Georgia 8 year old TWH ridden in Western saddle in rd pen and ring , pasture by beginner to intermediate rider

Question: This is a new horse for me , bought from a trader, I am unsure of what type of bit to use, rode her twice in a wonder bit,  broken snaffle type, she does fine just doesn't seem to have as much whoa or turn, so I am not sure if that is the right bit for her, but overall she does quite well, not sure of her breed because I am new at the gaited horse breed but she has a very smooth gait, and a nice smooth canter, actually I have a hard time telling the difference.  :-) 
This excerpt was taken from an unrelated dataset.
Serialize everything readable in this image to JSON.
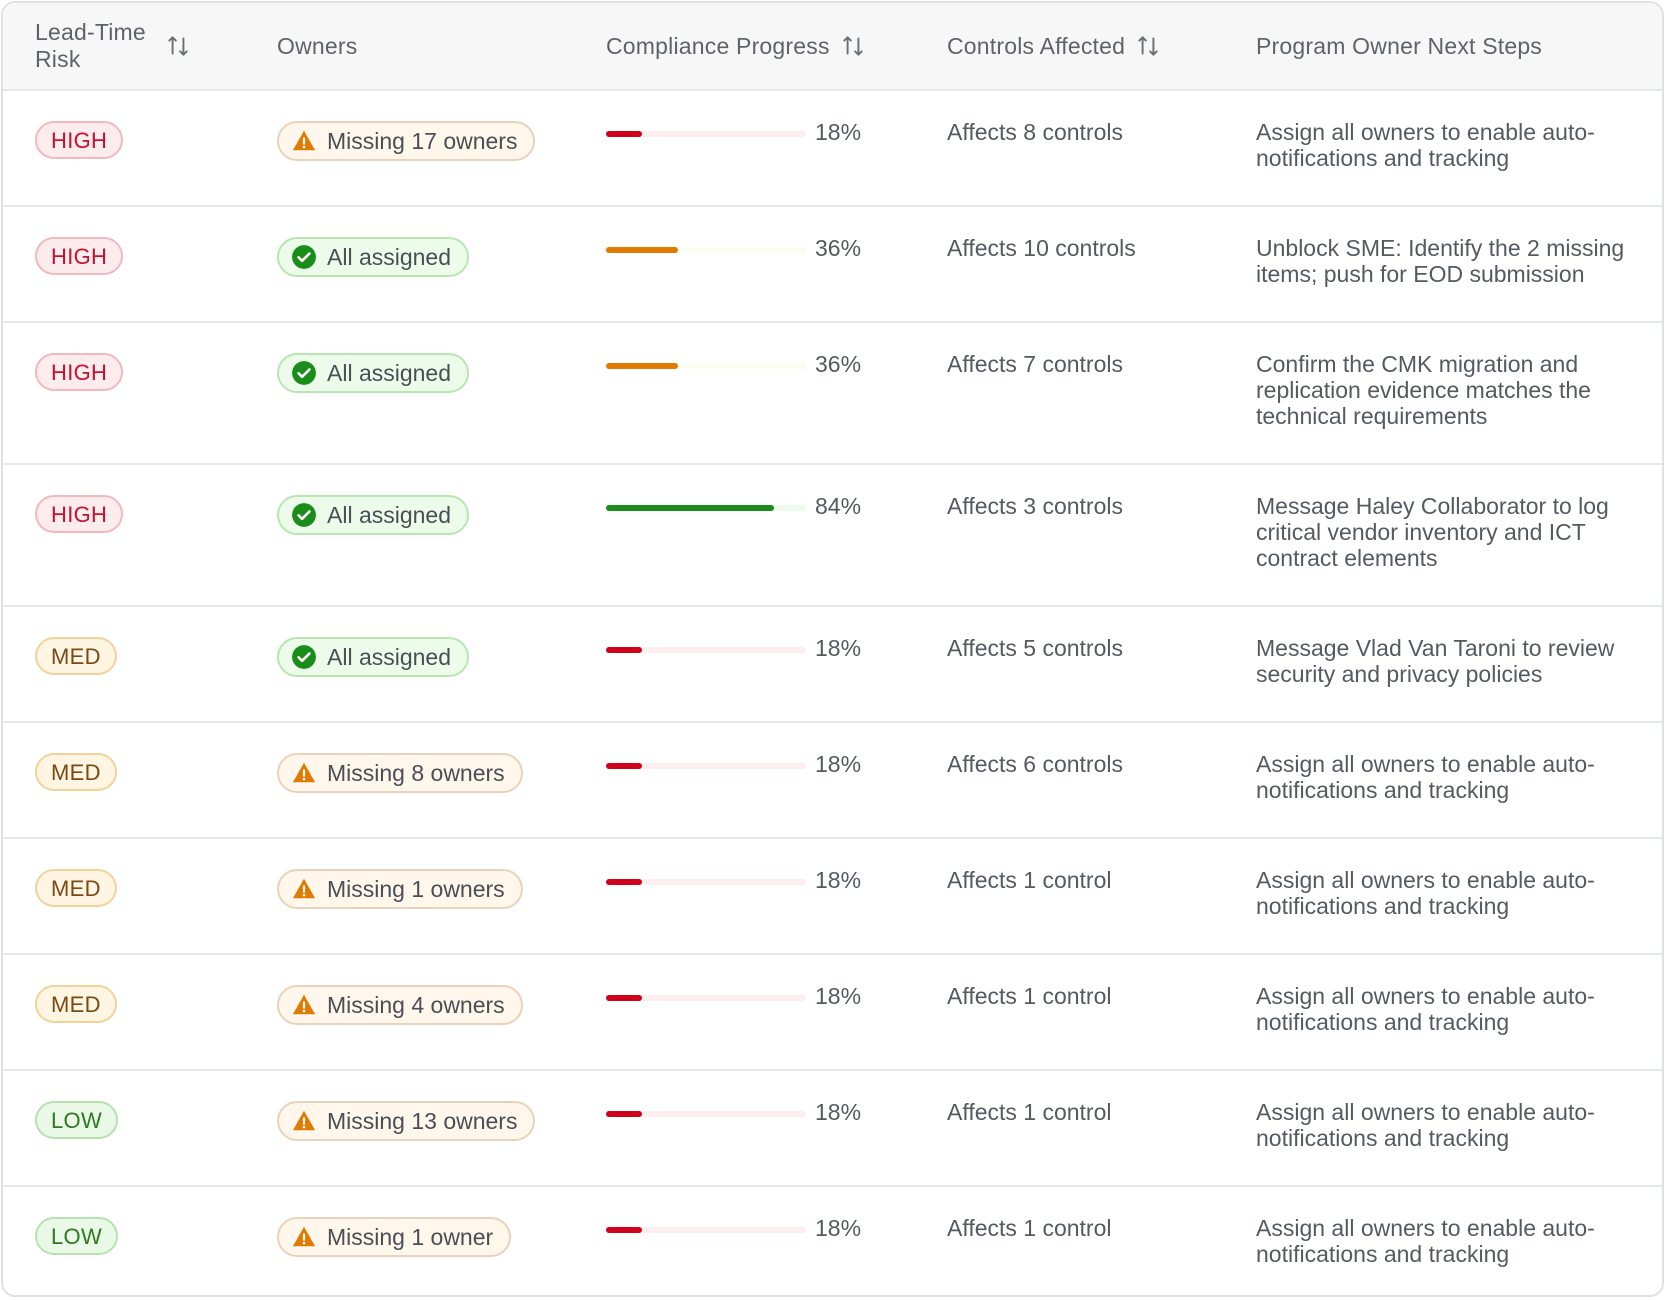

From Panelist Laura

 Sometimes these horses haven't really been taught to turn.  A lot of them 
have been taught to gait going up & down a barn aisle so they haven't gotten 
much experience in learning to bend and turn.  Work on your turning skills in 
a dog walk (slow walk).  Encourage her to give her head slightly to the 
inside when you ask for a turn and praise her if she makes a halfway decent 
turn without tripping or stumbling.  Start out with big circles and make the 
cirlces smaller as she gets better at turning.   Once she figures this out at 
a dog walk, speed her up a little at larger circles and then again go to 
smaller circles with more speed.  Don't spend more than a few minutes each 
day doing this.  You don't want to get her sour on turning. 

For stopping, you might check to see if your curb chain is engaging.  You 
should be able to rotate the wonder bit shanks a couple of inches when you 
pull back on the reins.  If the shanks rotate all the way back, tighten the 
curb chain up a little.  Just like the circles, work on stopping.  Sit back 
with your heels down.  Say whoa quietly while you gently pull back on your 
reins.  Pull harder until the horse stops.  As soon as she stops, release the 
rein pressure and praise her.  At first, stop her in the same spot so she 
will anticipate a little.  Once she gets good at stopping in one spot, stop 
her in other places.  Only use whoa for a stop.  Don't use whoa to mean slow 
down or pay attention.


Back to main page
Ask a Trainer